On November 28, 2017, the Council voted 4-3 to allow the Weilheimer House to be relocated to 1012 West Dana Street, which is necessary to allow a redevelopment proposal on Villa Street to proceed. The proposal would replace two restaurants, Chez TJ and Tied House, with an office building and new ground-floor restaurant. However, on December 5th, one of the Councilmembers who had voted in favor of allowing the relocation of the Weilheimer House announced that he had reversed his position. This means that a majority of the Council does not support the relocation of the House. The developer may choose to alter the proposal, proceed with an up-or-down vote for the current proposal regardless of the Council’s position, or take some other action.

Potential Revenue Measures

The Council directed City staff on December 5th to prepare a workplan to pursue three revenue generating ballot measures, which would potentially be placed on the November 2018 ballot. The Council expressed interest in a cannabis tax, an increase in the transient occupancy tax (which would apply to hotels and potentially short-term rental services like Airbnb), and an increase and possible restructuring of the business license fee, which has not been updated since 1985. A Council subcommittee will be established to work on the details of each measure.

Temporary Moratorium Prohibiting Commercial Cannabis Activity

Also on December 5th, the Council approved a temporary moratorium prohibiting commercial cannabis activity. The “urgency ordinance will allow time for studies and community outreach for the development of a permitting and regulatory scheme for the City.” The moratorium went into effect immediately upon approval for 45 days, which options to extend for 1 or 2 years.

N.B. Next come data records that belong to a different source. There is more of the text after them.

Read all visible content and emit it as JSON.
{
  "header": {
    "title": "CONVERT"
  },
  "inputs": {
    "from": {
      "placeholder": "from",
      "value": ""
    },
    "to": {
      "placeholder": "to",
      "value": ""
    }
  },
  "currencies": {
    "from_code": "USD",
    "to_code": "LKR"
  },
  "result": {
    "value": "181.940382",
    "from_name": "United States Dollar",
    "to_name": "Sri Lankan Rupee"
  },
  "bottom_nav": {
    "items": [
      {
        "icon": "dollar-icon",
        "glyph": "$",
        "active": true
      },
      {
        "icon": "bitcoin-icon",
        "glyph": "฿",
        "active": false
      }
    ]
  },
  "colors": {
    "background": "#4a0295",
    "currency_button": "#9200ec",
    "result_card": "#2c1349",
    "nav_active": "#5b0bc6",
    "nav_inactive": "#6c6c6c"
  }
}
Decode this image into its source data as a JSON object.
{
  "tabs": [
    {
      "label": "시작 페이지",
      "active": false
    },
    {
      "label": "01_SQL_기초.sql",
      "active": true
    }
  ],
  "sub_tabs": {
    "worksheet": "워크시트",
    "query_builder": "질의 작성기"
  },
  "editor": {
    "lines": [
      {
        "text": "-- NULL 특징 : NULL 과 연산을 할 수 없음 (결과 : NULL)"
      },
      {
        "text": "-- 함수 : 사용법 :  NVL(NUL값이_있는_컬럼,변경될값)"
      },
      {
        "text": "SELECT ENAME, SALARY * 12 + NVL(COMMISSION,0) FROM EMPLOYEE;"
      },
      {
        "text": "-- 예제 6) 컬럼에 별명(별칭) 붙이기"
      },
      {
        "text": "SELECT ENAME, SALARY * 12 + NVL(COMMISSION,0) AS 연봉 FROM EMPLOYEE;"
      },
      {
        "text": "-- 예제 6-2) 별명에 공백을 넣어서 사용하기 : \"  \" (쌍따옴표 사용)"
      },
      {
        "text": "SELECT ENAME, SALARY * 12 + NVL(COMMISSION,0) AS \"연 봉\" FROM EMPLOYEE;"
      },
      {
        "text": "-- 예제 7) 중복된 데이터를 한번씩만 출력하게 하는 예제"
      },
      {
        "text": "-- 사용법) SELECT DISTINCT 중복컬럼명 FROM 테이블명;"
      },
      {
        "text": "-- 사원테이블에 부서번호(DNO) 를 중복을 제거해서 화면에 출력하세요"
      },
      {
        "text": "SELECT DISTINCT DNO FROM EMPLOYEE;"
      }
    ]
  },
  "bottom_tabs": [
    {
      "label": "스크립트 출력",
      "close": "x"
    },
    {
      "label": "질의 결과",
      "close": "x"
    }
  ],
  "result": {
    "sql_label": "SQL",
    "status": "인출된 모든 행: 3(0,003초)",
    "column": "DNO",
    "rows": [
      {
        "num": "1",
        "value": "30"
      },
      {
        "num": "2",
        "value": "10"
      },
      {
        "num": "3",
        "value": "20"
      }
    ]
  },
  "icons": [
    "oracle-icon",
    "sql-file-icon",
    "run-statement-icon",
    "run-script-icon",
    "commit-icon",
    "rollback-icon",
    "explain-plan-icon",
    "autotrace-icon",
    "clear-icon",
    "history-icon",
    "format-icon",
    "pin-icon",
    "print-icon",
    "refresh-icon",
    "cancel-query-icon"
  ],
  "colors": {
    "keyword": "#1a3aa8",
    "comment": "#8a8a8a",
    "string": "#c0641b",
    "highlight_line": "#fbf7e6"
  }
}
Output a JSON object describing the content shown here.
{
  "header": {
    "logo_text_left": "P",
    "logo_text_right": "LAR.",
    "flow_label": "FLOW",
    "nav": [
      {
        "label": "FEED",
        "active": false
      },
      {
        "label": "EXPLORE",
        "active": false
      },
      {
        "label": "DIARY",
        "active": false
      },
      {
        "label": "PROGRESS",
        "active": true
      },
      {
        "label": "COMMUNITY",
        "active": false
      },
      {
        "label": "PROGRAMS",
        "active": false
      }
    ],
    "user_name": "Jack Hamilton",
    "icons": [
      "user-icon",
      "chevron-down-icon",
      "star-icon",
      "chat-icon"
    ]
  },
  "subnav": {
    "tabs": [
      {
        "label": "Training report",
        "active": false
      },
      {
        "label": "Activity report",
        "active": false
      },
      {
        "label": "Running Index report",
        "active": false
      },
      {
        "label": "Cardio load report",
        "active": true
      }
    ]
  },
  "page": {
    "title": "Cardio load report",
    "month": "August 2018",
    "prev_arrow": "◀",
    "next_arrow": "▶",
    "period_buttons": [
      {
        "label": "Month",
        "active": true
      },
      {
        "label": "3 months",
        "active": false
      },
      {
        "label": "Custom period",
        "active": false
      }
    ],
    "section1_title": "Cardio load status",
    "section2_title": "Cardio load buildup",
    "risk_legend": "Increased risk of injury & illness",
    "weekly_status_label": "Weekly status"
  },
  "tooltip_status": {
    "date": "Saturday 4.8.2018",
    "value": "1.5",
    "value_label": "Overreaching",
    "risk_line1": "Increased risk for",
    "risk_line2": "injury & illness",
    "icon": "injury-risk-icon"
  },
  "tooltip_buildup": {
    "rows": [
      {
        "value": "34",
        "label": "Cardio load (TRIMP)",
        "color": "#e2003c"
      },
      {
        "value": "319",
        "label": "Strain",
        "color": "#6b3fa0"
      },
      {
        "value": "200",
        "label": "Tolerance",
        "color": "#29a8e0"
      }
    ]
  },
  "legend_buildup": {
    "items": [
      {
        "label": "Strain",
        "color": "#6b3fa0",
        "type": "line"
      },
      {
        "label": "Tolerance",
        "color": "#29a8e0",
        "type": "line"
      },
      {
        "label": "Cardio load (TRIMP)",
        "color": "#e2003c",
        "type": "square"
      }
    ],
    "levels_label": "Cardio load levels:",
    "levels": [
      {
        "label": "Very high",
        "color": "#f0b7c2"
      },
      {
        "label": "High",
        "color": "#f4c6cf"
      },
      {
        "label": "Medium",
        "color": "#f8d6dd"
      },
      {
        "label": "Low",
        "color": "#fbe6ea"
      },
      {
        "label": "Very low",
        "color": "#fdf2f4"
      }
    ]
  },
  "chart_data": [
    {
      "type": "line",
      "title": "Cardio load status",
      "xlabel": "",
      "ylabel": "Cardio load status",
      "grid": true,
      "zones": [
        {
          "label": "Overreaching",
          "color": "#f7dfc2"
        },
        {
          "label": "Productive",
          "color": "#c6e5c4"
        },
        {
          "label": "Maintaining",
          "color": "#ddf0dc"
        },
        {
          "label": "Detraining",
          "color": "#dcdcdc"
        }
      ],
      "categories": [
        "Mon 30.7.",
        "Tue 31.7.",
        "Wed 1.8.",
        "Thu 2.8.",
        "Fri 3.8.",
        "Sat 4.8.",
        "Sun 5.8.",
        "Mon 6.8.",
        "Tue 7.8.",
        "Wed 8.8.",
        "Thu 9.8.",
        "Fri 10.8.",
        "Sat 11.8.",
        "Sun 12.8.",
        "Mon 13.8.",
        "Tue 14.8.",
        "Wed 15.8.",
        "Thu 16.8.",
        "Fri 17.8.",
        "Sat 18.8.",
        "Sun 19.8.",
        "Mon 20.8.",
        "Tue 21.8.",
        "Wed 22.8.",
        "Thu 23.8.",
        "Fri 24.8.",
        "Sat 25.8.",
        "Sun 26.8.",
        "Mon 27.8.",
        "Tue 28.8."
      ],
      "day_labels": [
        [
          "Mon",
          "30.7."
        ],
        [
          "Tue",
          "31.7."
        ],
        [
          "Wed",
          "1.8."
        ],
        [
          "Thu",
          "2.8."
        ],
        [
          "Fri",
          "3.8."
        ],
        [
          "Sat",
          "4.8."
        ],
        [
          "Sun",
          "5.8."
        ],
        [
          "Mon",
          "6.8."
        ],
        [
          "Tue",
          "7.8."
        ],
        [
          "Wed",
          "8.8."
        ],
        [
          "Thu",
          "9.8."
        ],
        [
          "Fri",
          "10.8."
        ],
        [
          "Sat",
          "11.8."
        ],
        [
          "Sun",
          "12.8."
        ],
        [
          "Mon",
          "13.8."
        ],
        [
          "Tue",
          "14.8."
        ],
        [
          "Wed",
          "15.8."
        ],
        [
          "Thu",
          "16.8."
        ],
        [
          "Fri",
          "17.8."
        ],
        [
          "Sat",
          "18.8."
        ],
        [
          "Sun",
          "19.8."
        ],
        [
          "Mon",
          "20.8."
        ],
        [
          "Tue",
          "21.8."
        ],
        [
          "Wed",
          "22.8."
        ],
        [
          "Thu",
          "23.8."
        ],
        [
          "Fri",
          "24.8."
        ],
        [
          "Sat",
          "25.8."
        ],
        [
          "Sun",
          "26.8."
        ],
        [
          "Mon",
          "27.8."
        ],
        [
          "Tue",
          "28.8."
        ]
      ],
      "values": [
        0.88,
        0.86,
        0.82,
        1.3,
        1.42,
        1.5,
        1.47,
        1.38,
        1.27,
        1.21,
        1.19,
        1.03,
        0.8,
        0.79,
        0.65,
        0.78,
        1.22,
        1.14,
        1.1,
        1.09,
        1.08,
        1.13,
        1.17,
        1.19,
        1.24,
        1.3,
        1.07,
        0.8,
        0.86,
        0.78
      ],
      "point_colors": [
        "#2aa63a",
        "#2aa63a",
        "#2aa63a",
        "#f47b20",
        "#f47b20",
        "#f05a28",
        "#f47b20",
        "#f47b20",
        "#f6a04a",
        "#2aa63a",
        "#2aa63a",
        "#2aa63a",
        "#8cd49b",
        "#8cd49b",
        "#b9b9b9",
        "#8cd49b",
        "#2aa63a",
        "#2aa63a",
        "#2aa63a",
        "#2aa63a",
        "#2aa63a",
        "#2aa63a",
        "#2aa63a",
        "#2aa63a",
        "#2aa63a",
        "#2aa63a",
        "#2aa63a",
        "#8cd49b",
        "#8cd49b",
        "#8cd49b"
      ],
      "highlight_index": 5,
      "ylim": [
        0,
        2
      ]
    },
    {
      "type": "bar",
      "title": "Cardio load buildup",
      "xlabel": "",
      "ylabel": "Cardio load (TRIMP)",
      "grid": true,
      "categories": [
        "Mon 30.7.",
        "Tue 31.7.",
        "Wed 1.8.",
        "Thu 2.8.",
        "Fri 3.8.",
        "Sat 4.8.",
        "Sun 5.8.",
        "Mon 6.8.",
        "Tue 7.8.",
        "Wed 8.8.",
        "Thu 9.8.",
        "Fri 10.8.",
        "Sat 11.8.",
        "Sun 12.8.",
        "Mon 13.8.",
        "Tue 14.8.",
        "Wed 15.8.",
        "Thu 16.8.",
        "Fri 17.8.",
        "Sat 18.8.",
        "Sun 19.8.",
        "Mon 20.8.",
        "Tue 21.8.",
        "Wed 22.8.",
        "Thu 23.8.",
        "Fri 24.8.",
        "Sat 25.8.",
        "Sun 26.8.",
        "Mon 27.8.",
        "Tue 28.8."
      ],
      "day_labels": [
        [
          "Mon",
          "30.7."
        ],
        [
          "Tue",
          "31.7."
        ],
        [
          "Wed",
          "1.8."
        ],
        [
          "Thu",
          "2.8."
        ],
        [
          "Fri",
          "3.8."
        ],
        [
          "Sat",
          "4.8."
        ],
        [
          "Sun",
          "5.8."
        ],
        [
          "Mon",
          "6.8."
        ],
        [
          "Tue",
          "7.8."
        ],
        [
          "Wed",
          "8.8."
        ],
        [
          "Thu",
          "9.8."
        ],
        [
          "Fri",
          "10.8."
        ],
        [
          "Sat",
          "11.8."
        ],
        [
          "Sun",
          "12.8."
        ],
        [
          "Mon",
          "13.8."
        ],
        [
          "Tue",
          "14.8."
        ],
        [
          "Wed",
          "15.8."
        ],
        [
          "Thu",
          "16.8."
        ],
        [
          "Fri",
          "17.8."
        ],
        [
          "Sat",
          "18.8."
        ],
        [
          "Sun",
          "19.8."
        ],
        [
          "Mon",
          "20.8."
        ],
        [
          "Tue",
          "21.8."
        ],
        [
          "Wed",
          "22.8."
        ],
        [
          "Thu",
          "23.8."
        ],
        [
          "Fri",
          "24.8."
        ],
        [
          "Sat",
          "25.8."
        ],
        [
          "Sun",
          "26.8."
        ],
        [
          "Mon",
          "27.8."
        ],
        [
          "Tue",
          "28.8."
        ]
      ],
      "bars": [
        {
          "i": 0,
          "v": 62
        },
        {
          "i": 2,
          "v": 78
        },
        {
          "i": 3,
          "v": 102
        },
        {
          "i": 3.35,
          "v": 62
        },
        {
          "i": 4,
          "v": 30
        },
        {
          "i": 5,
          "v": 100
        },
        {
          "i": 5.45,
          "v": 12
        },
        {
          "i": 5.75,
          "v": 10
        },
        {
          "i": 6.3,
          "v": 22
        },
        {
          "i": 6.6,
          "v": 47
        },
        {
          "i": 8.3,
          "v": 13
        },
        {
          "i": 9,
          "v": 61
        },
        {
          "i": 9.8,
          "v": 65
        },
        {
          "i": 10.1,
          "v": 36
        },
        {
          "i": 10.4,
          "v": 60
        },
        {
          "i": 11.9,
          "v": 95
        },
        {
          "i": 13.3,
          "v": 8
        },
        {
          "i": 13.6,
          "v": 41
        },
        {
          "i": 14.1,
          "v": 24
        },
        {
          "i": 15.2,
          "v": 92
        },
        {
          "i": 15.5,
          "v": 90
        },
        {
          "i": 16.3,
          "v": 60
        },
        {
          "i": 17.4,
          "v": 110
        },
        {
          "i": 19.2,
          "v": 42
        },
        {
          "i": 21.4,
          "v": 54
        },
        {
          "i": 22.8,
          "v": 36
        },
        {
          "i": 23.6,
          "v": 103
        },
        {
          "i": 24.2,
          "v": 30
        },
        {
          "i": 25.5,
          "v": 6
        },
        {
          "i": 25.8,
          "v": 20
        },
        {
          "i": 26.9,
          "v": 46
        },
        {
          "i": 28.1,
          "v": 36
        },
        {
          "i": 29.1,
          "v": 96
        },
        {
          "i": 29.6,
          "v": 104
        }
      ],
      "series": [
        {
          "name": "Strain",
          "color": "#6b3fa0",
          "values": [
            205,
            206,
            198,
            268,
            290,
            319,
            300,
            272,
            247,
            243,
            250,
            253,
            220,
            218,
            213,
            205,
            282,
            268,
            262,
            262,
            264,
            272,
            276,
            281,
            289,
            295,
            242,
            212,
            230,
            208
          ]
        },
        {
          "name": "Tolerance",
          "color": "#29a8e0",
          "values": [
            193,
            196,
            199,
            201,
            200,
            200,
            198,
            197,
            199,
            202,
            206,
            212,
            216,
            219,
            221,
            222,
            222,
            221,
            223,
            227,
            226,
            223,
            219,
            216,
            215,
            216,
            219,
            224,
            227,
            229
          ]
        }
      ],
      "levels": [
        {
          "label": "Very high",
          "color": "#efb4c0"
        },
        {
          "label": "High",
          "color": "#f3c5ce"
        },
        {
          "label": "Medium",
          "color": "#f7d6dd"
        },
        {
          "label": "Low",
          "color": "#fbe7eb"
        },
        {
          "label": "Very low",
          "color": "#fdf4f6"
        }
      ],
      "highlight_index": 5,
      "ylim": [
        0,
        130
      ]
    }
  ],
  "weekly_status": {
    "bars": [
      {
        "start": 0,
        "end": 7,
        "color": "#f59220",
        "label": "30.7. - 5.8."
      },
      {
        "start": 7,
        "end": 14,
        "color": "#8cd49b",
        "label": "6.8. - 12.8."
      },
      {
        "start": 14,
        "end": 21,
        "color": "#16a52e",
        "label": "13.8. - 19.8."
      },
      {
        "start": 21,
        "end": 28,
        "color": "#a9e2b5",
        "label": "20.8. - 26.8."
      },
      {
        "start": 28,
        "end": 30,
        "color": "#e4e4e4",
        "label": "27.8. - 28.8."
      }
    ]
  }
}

The Council also directed staff to prepare an ordinance allowing delivery of cannabis from business entities that have a license from the state and another city. Other cannabis activity will continue to be prohibited until the regulatory framework is fully developed, but the Council directed staff to prioritize the regulation (and legalization) of delivery of cannabis.

— Lucas Ramirez, Observer